Suleri: the new fragrance for women

Nina Strohminger '04, English 171, Sages and Satirists, Brown University, Autumn 1997

The pages of Sara Suleri's Meatless Days are concerned in large part with notions of kinship and family ties. Suleri, like us all, sometimes expresses confusion and weariness regarding what seem like the inescapable bonds of blood relations:

I missed Tillat's children when they left. There are too many of them, of course--all of my siblings have had too many. Each year I resolve afresh that my quota of aunthood is full, that I no longer am going to clutter my head with new names, new birthdays. But then something happens, like finding in the mail another photograph of a new baby, and against my will they draw me in again. I did not see Ifat's children for four years after she had died, and when Tillat and I visited them in Rawalpindi, in the pink house on the hill, Ayesha, the youngest, whispered to her paternal grandmother, "My aunts smell like my mother." When she repeated that to me, it made me tired and grave. Tillat and I slept for ten hours that night, drowning in a sleep we could not forestall, attempting to waken and then falling back exhausted into another dreamless hour.

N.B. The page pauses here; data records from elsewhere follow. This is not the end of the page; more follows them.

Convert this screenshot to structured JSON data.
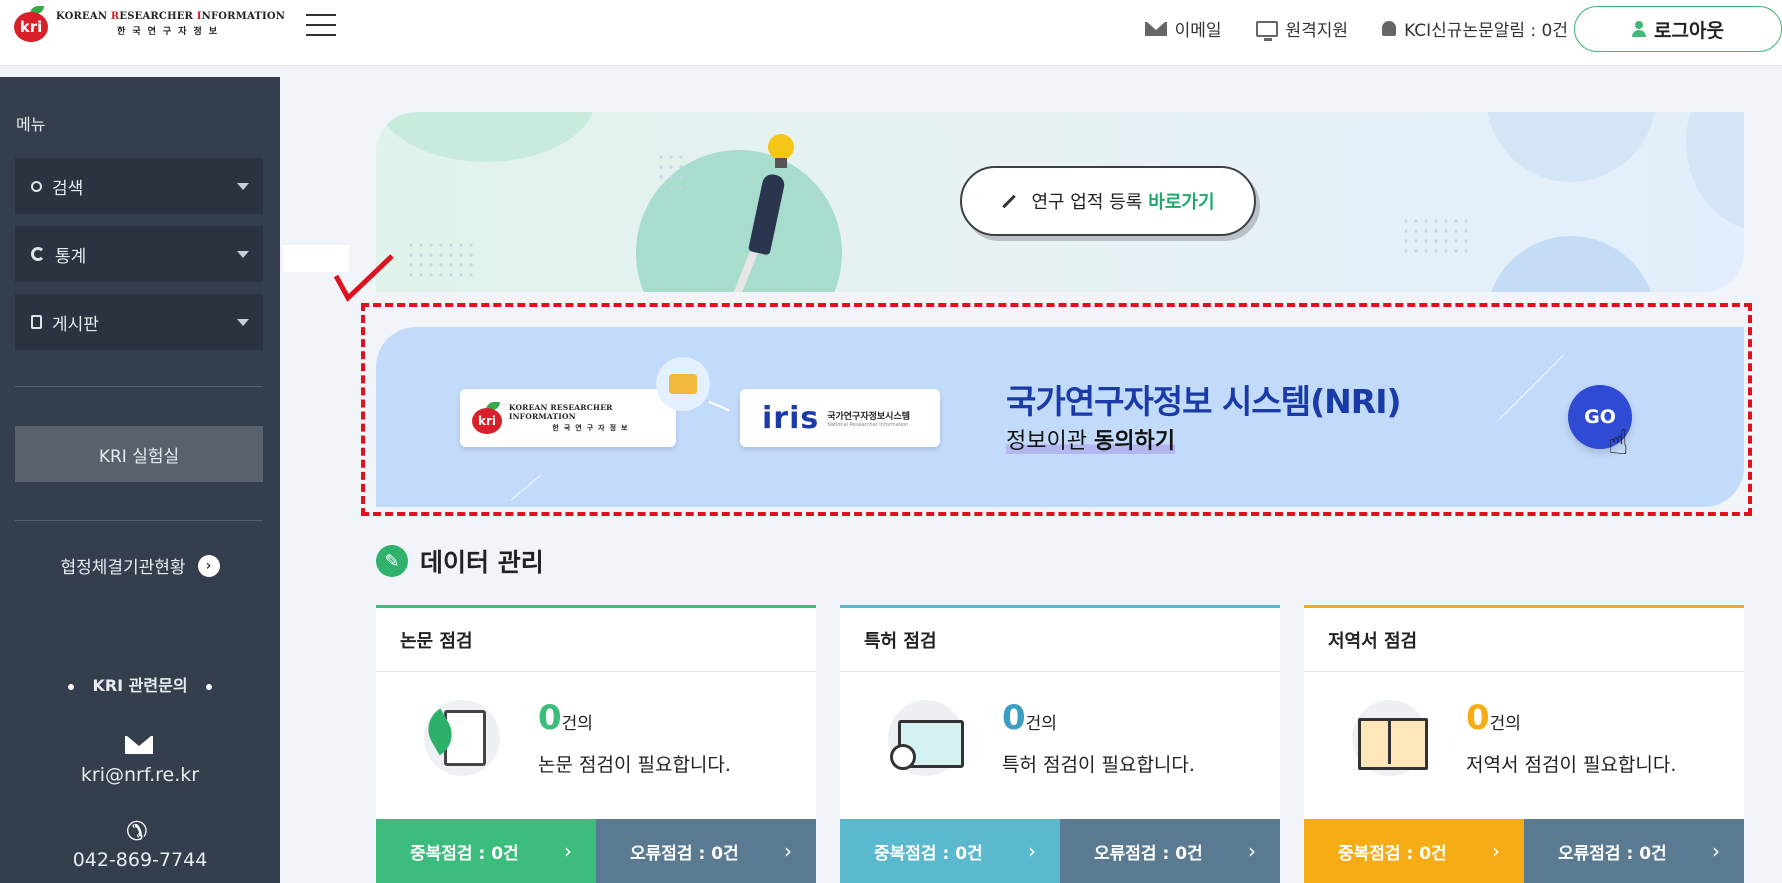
{
  "header": {
    "logo_en_first": "K",
    "logo_en_rest1": "OREAN ",
    "logo_en_r": "R",
    "logo_en_rest2": "ESEARCHER ",
    "logo_en_i": "I",
    "logo_en_rest3": "NFORMATION",
    "logo_ko": "한국연구자정보",
    "logo_badge": "kri",
    "links": {
      "email": "이메일",
      "remote": "원격지원",
      "kci_alert": "KCI신규논문알림 : 0건"
    },
    "logout_label": "로그아웃"
  },
  "sidebar": {
    "menu_title": "메뉴",
    "items": [
      {
        "label": "검색",
        "icon": "search-icon"
      },
      {
        "label": "통계",
        "icon": "chart-icon"
      },
      {
        "label": "게시판",
        "icon": "board-icon"
      }
    ],
    "lab_label": "KRI 실험실",
    "partner_label": "협정체결기관현황",
    "inquiry_label": "KRI 관련문의",
    "email": "kri@nrf.re.kr",
    "phone": "042-869-7744"
  },
  "top_banner": {
    "button_prefix": "연구 업적 등록",
    "button_strong": "바로가기"
  },
  "nri_banner": {
    "kri_logo_badge": "kri",
    "kri_logo_en": "KOREAN RESEARCHER INFORMATION",
    "kri_logo_ko": "한국연구자정보",
    "iris_word": "iris",
    "iris_ko": "국가연구자정보시스템",
    "iris_en": "National Researcher Information",
    "title": "국가연구자정보 시스템(NRI)",
    "subtitle_prefix": "정보이관 ",
    "subtitle_strong": "동의하기",
    "go_label": "GO"
  },
  "data_section": {
    "title": "데이터 관리",
    "cards": [
      {
        "title": "논문 점검",
        "count": "0",
        "count_suffix": "건의",
        "desc": "논문 점검이 필요합니다.",
        "dup_label": "중복점검 : 0건",
        "err_label": "오류점검 : 0건",
        "accent": "#3dbd7d"
      },
      {
        "title": "특허 점검",
        "count": "0",
        "count_suffix": "건의",
        "desc": "특허 점검이 필요합니다.",
        "dup_label": "중복점검 : 0건",
        "err_label": "오류점검 : 0건",
        "accent": "#5ab8cf"
      },
      {
        "title": "저역서 점검",
        "count": "0",
        "count_suffix": "건의",
        "desc": "저역서 점검이 필요합니다.",
        "dup_label": "중복점검 : 0건",
        "err_label": "오류점검 : 0건",
        "accent": "#f6ad15"
      }
    ]
  },
  "colors": {
    "sidebar_bg": "#343e4d",
    "brand_green": "#1fa96a",
    "nri_blue": "#1a3aa8",
    "highlight_red": "#e0111f"
  }
}
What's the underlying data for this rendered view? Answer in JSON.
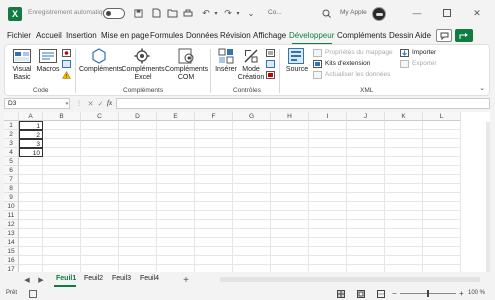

Rather despite herself, Suleri is drawn in again and again to new additions to the family, by what seem to be mystical forces beyond her control. Similarly, when she visits with her sister's children, they recognize their mother's familiar scent on Suleri with ease. Why, though, does this cause in Suleri such distubance? She and her her other sister, Tillat, seem troubled by it to the point of insomnia. Is Suleri merely being melodramatic, or is there something truly disturbing about the fact that blood, and sisterhood in particular, is thicker than water? Is there anything that would make this especially so in the context of her narrative?

Main Screen Pakistan Sara Suleri Meatless Days Leading Questions